You can find new dungeons to explore at set points in the story, where you’ll find some Furies to collect (along with the fairies that inhabit them and/or possibly another fencer). Once you’ve got a Fury/fairy combo, you can summon the pair to remove one of the binding blades sealing the Goddess and the Vile God. Doing so upgrades the abilities of the fairy, who can then either be assigned to one of your party members or to a dungeon via a process called “world shaping.” While the stat bonuses fairies can provide to party members are nothing to be sneezed at (and they also level up through combat), world shaping is particularly cool: by assigning a fairy to a dungeon, you also get persistent effects throughout that dungeon, i.e. an experience boost when defeating enemies. This helps make sub-questing less of an out-and-out grind, as it helps tailor some dungeon settings to your liking. The dungeon romping itself is also more engaging than developer Compile Heart’s previous endeavors, with multi-level layouts and traps.
This still frame is only a little slower than the game’s average frame rate.

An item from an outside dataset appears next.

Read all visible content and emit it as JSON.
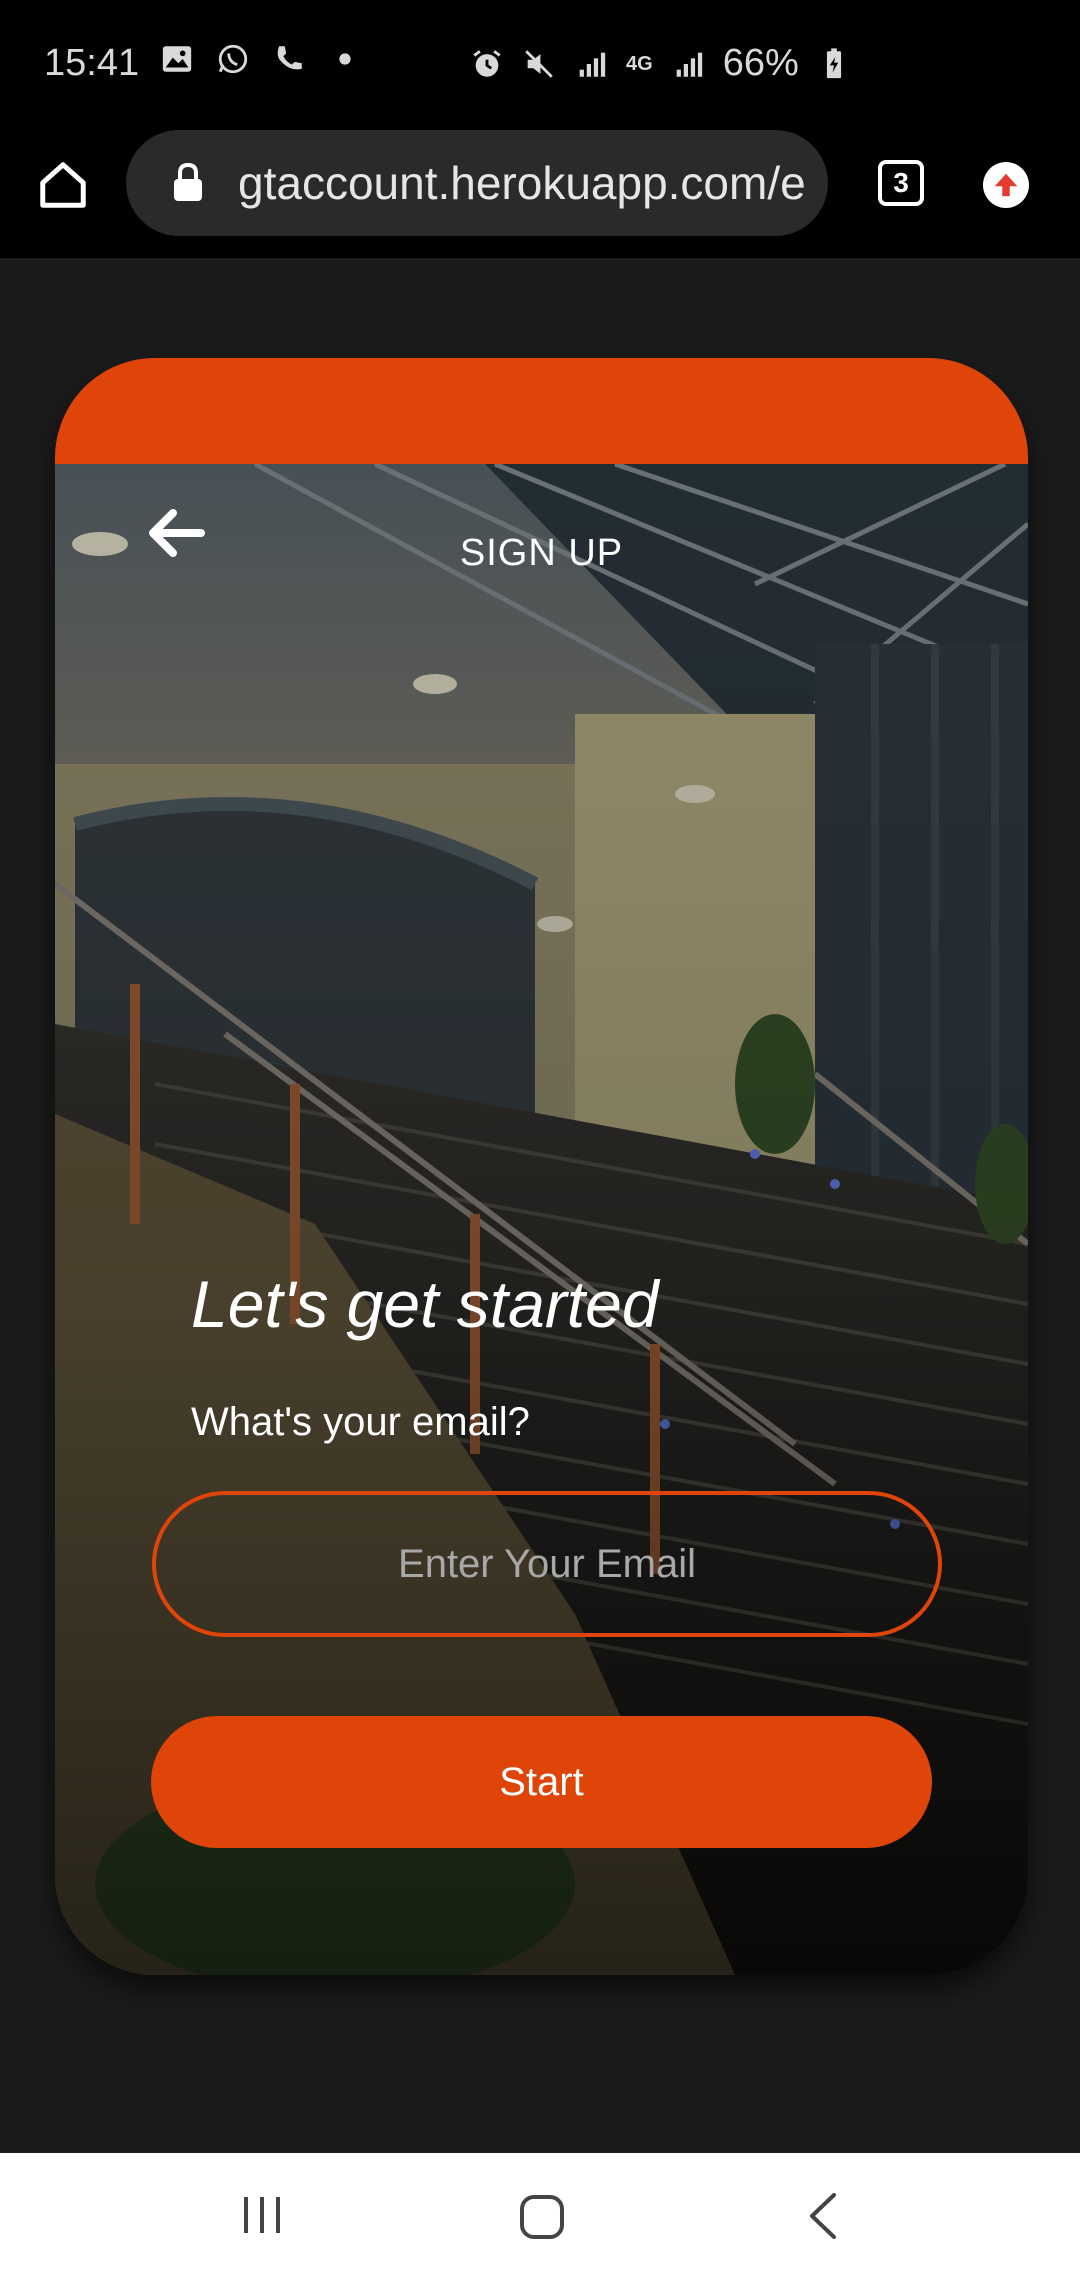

As much as I enjoyed the fundamental combat and dungeon-crawling, it was sometimes difficult for me to enjoy them. In many of the dungeons, Fairy Fencer F suffers from an atrocious and varying framerate, frequently dipping into the sub-20 frames-per-second range. Compile Heart games tend to suffer from this problem, even though the visuals aren’t terribly complex, but Fairy Fencer F is particularly awful, to the point where dungeon crawls can lead to motion sickness and headaches.
The irritating cast and miserable framerate dips aside, you must also contend with sudden difficulty spikes, recycled environments, and an inconsistent art style. Even the much-touted Yoshitaka Amano and Nobuo Uematsu’s contributions are disappointing. Amano’s contributions are a handful of art concepts, while Uematsu’s–or more specifically, Uematsu’s team of musicians, the Earthbound Papas’–music is uneven; some tracks are absolutely fantastic, while others are entirely unmemorable. Yet there are glimpses of a game that could have been consistently entertaining: combat, when it’s not running like a slideshow, is satisfying; there’s a lot of customization available to the player; and that butt-rock theme that plays during fairizing is rousing in much the same way Uematsu’s Blue Dragon boss music was.
Fairy Fencer F has its bright spots, but it’s not a game I can heartily recommend–there’s too much detritus to dig through in order to get to the fun bits. Compile Heart has announced a sequel, so here’s to hoping the move to more recent hardware will solve their games’ lingering technical problems–and here’s to hoping the resulting games will be better as a result.